The massive OLED screen on the Edition will also feature another function that’s been found on Android phones, including OnePlus’s entire line of phones: Tapping the screen will wake up the display.
From here on, this guide will mainly outline what’s new with the iPhone Edition:
The Edition will feature two rear cameras, but they’ll sit vertically on the phone, rather than horizontally, as they do on the 7 Plus. The new cameras will apparently be arranged this way to help perceive the world better for augmented reality apps, something that Apple showed off in its forthcoming mobile operating system during its developer conference in June. There isn’t any information on whether the cameras will be more powerful than those in the 7 Plus.
Apple’s front-facing cameras will be able to learn and detect faces to unlock the phone. There will also be an infrared sensor to detect faces in low light. Unlike other phones on the market with facial recognition—which can occasionally be fooled by a picture of a person—Apple’s cameras will be able to detect in three dimensions, picking up the contours of their owner’s face, meaning, unless someone makes a plaster cast or a 3D print of your face, it should be pretty safe.
Part of the reason Apple is integrating this 3D technology to the phones is because most reports are suggesting that the Edition won’t have a physical home button, meaning there will be no place for the TouchID fingerprint scanner thats’ been on every iPhone since the 5S. Face scanning ensures there’s still—theoretically—a secure way to use Apple Pay, validate app downloads, and unlock your phone without a fingerprint scanner.
The functions of the home button will now be assigned to an area near the bottom of the screen, and, thanks to the vibration engine Apple built to simulate the feel of pressing down a button (which it used on the fake home button on the iPhone 7), it shouldn’t feel particularly alien to press. It’s similar to what many Android phones, including Samsung’s latest phones, have employed, leaving more real estate on the front of the phone for a giant screen.
Rumors had suggested that Apple was trying to figure out how to integrate a fingerprint scanner into its screen (below the glass), but it now appears it wasn’t able to get the technology to work reliably enough to be rolled out in this year’s phones.
The iPhone Edition won’t have true wireless charging (because that doesn’t really exist), but it will likely have inductive charging, like just about every flagship Android phone on the market today, Bloomberg reports. This means, rather like how the Apple Watch charges, iPhone owners will be able to plop their phone down on a pad to charge it, without having to fiddle with any cables. Given that Apple currently charges $79 for the fancy charging pad stand it sells for the Apple Watch, it’ll be interesting to see what charging options it includes with the $1,000 Edition.

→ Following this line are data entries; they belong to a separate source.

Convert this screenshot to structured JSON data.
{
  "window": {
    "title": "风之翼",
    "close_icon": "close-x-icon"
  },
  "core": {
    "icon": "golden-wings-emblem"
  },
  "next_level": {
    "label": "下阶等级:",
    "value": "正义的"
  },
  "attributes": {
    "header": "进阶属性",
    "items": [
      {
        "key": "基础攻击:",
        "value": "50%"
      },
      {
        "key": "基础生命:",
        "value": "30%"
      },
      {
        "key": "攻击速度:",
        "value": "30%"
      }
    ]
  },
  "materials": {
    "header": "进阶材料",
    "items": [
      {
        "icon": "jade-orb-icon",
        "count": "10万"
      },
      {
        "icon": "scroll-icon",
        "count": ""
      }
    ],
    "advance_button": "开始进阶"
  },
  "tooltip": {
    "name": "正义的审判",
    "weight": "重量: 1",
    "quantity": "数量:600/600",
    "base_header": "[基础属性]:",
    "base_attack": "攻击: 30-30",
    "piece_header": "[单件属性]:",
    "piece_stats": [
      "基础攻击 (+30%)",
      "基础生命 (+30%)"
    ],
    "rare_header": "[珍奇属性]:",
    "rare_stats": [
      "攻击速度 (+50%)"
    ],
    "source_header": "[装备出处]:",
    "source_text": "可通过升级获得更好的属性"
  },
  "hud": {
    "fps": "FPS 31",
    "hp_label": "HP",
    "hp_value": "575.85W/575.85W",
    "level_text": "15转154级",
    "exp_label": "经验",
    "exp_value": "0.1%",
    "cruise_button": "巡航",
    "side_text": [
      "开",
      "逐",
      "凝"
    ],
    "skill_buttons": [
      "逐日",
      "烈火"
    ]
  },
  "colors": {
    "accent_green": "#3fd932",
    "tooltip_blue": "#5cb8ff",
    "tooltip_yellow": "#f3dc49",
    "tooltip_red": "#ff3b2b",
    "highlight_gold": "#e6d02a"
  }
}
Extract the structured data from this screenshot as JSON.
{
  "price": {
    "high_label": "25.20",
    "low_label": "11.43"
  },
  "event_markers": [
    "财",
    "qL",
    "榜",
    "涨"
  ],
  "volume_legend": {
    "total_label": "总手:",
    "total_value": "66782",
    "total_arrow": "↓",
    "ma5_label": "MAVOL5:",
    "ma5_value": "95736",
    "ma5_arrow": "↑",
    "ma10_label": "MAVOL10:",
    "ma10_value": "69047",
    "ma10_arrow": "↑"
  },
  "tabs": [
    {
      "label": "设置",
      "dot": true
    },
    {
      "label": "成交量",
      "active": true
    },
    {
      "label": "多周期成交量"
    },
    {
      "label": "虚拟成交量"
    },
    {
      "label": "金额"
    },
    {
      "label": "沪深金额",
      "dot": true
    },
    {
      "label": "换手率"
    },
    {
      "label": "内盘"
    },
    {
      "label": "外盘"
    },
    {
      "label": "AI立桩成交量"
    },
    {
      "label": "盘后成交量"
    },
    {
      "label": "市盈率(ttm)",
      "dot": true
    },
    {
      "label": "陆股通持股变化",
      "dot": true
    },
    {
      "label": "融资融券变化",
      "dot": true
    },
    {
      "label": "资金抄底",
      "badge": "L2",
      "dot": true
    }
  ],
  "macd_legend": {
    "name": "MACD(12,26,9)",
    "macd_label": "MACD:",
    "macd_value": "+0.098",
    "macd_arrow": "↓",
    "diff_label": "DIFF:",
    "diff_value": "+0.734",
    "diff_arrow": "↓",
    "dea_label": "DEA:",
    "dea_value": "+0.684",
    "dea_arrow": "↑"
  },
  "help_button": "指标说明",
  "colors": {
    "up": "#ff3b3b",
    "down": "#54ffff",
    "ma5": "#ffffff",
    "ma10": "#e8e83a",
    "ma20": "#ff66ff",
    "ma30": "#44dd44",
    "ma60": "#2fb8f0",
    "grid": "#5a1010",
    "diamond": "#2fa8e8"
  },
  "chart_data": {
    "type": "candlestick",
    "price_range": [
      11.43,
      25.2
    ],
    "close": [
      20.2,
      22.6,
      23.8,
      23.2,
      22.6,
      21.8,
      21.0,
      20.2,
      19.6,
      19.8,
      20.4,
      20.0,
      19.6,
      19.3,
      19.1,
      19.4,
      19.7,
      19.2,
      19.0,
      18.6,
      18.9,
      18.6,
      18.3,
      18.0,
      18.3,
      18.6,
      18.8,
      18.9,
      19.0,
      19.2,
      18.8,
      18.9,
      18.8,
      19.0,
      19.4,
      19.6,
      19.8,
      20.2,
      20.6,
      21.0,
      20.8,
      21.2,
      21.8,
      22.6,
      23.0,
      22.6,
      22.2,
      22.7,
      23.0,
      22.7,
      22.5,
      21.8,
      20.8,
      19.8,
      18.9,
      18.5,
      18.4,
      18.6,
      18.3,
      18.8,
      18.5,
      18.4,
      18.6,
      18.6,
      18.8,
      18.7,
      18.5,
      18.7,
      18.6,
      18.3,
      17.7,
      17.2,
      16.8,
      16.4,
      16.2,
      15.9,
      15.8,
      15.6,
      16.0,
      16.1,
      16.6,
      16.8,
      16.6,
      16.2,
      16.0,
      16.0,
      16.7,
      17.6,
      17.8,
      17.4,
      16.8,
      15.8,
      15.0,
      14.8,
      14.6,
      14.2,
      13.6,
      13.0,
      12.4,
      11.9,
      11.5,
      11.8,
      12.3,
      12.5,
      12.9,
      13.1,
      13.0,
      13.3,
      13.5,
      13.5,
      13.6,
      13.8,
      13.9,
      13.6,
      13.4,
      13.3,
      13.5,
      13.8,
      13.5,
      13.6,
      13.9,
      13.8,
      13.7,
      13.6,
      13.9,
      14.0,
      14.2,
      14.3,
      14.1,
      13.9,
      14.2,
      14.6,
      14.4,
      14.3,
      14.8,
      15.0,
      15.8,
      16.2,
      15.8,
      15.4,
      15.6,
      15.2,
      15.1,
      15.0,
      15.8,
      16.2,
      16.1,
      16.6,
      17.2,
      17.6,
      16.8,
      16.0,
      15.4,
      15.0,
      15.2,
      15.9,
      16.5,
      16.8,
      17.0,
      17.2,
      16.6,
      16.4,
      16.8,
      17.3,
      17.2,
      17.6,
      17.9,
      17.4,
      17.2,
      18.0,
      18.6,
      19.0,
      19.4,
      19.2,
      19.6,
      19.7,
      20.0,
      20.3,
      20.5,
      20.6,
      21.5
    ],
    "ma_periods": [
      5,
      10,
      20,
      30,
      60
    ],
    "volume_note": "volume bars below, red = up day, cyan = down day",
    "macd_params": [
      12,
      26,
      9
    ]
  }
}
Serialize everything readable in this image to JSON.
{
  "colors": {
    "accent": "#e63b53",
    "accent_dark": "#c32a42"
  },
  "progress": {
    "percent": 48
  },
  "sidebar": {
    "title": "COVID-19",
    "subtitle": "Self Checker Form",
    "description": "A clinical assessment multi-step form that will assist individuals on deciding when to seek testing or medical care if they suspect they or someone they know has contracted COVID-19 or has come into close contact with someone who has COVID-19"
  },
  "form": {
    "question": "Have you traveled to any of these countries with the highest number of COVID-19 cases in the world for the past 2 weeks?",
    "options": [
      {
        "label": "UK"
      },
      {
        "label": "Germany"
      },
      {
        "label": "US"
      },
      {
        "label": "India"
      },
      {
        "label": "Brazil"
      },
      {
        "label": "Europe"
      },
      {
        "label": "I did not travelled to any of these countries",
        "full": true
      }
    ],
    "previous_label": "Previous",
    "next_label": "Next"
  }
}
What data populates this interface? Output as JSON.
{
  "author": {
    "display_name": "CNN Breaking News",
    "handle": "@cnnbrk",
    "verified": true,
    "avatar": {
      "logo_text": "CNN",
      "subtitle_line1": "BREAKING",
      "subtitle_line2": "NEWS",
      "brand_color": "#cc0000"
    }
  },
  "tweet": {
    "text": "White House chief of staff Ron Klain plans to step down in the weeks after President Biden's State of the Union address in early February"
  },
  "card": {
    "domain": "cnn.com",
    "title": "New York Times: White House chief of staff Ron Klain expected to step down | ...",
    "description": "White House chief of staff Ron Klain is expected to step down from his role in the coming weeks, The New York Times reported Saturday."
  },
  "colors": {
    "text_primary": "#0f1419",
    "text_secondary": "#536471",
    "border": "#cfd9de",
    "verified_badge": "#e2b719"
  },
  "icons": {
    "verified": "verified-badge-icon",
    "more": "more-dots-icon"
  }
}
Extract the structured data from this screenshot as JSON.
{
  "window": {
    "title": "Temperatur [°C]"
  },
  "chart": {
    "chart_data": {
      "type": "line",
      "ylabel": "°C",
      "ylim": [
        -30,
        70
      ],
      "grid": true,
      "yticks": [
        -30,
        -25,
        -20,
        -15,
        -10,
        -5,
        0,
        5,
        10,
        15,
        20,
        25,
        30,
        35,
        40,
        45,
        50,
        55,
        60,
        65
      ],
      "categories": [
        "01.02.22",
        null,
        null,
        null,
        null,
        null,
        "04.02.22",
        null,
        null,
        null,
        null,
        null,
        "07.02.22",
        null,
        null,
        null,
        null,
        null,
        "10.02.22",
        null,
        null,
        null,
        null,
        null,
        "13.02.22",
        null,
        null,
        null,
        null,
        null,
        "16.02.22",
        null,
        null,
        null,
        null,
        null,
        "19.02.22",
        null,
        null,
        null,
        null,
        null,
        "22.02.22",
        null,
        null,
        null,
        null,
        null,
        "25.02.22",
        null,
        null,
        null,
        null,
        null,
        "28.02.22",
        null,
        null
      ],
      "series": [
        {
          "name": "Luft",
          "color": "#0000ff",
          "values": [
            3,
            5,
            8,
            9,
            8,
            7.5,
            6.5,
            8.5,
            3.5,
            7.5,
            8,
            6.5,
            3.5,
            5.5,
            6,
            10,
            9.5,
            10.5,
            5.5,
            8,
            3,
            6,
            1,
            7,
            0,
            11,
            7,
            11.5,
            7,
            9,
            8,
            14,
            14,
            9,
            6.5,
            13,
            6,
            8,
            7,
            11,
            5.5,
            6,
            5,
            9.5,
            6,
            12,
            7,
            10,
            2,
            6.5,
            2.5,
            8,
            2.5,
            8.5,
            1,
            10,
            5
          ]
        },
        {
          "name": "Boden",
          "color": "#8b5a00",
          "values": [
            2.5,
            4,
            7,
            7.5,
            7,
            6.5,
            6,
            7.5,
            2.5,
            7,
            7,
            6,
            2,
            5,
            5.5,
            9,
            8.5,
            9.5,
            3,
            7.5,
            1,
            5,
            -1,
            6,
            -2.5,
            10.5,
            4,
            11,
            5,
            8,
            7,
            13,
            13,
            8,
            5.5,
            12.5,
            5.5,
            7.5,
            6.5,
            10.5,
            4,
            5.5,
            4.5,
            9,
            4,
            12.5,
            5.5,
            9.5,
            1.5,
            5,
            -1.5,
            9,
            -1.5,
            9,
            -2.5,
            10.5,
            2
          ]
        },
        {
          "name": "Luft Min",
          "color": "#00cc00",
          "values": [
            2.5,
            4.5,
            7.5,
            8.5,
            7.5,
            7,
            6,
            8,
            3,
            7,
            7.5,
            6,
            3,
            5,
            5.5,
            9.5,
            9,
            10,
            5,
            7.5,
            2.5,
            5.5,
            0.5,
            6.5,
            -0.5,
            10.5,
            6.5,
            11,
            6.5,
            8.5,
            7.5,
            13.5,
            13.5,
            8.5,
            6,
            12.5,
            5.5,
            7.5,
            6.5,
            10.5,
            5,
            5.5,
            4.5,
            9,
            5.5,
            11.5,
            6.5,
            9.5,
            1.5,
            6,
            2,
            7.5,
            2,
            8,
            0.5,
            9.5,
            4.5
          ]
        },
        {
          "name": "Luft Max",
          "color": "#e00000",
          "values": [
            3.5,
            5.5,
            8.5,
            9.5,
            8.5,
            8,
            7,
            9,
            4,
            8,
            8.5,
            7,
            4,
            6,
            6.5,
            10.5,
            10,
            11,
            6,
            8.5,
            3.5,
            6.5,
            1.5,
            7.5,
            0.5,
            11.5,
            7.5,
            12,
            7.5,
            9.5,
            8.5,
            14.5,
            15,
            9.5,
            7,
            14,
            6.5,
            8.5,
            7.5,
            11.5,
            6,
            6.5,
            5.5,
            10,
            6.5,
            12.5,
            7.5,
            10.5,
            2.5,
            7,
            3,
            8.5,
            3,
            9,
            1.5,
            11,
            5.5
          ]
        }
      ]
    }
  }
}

The phone is still expected to have the same Lightning cable port that has shipped with every iPhone since the iPhone 5.
As Apple showed off this summer, the next iteration of its mobile operating system, iOS 11, will debut alongside the new iPhone. It features a redesigned dock and notifications tray, Venmo-like payments through messages, and access to the files on your phone (and the cloud). Siri also got a new voice, and theoretically, a bit more useful.
Apple’s event this year is on Sept. 12. Traditionally, Apple begins accepting pre-orders for its new iPhones about a week after it announces them, and starts shipping them about a week after that. It’s looking like that will still be the case for the iPhone 8 and 8 Plus, but there are apparently supply issues for components in the iPhone Edition that could delay sales, The Wall Street Journal reported (paywall).